Potential risks by hackers
However, as healthcare becomes more digitized, it also opens itself up to potential risks by hackers, Gil Shwed, the founder of Check Point, told listeners Thursday evening.
Israel’s Check Point is a world leader in cybersecurity solutions.
The healthcare sector was the most targeted industry for cyberattacks, Shwed said; on average the healthcare sector experienced 1,500 weekly attacks, a 60% increase over the previous year.
Shwed said one of the reasons for this is that the potential to get ransom is easier in the healthcare sector, where not acting fast could be a matter of life or death. Moreover, he said that hospitals, for example, are among the most accessible places to attack because there are so many concurrent electronic systems – from closed to open-loop – running simultaneously.

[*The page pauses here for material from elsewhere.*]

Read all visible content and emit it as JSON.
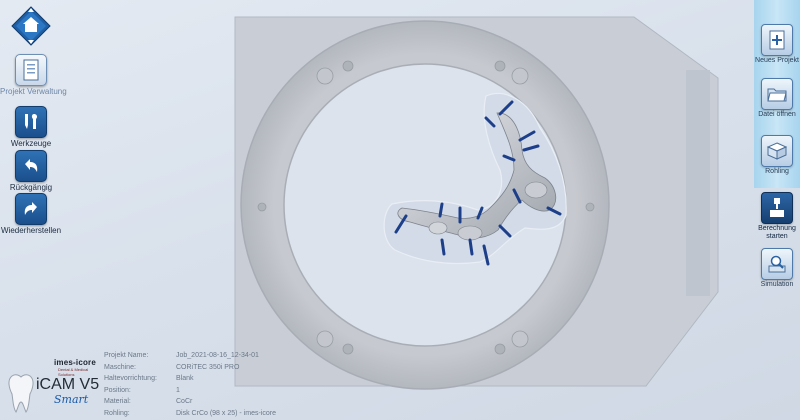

Shwed said these attacks could come in many forms.
Take the data from an MRI or CT scan, which is generally stored on a hospital’s server. If suddenly there is no access to the server, and a doctor needs to treat someone based on the outcome of his or her MRI or CT scan, the doctor cannot give the patient the correct treatment.
A malware attack that prevented clinicians from accessing medical records could result in canceling appointments, tests and surgeries or force hospitals to divert ambulances to other facilities. In emergency medicine, time often means life.
Last year, Israel’s Hillel Yaffe hospital was hit with a ransomware attack that targeted its computer systems and succeeded in penetrating its IT infrastructure. The hospital was able to take in and care for critical patients but turned away any non-urgent care patients and asked them to seek treatment elsewhere.
Shwed said that while the majority of attacks are driven by criminal causes, there is an increasing reality that state actors and terror groups could engage in cyberwarfare against enemy countries.
In Israel, this could mean not only Russia or China – countries Shwed said are perpetrating attacks worldwide – but also increased targeting by Iran or Israel’s Arab neighbors. He said that most Middle East countries are far behind Israel in their cyber sophistication but that technology is moving fast, and Israel should not assume it will take much longer for them to catch up.
Attacks today are what he calls “fifth generation,” meaning that, like a virus, they can quickly mutate making them hard to identify.
“Today’s challenge is prevention, detection, remediation – prevention versus treatment,” as in medical care, Shwed said.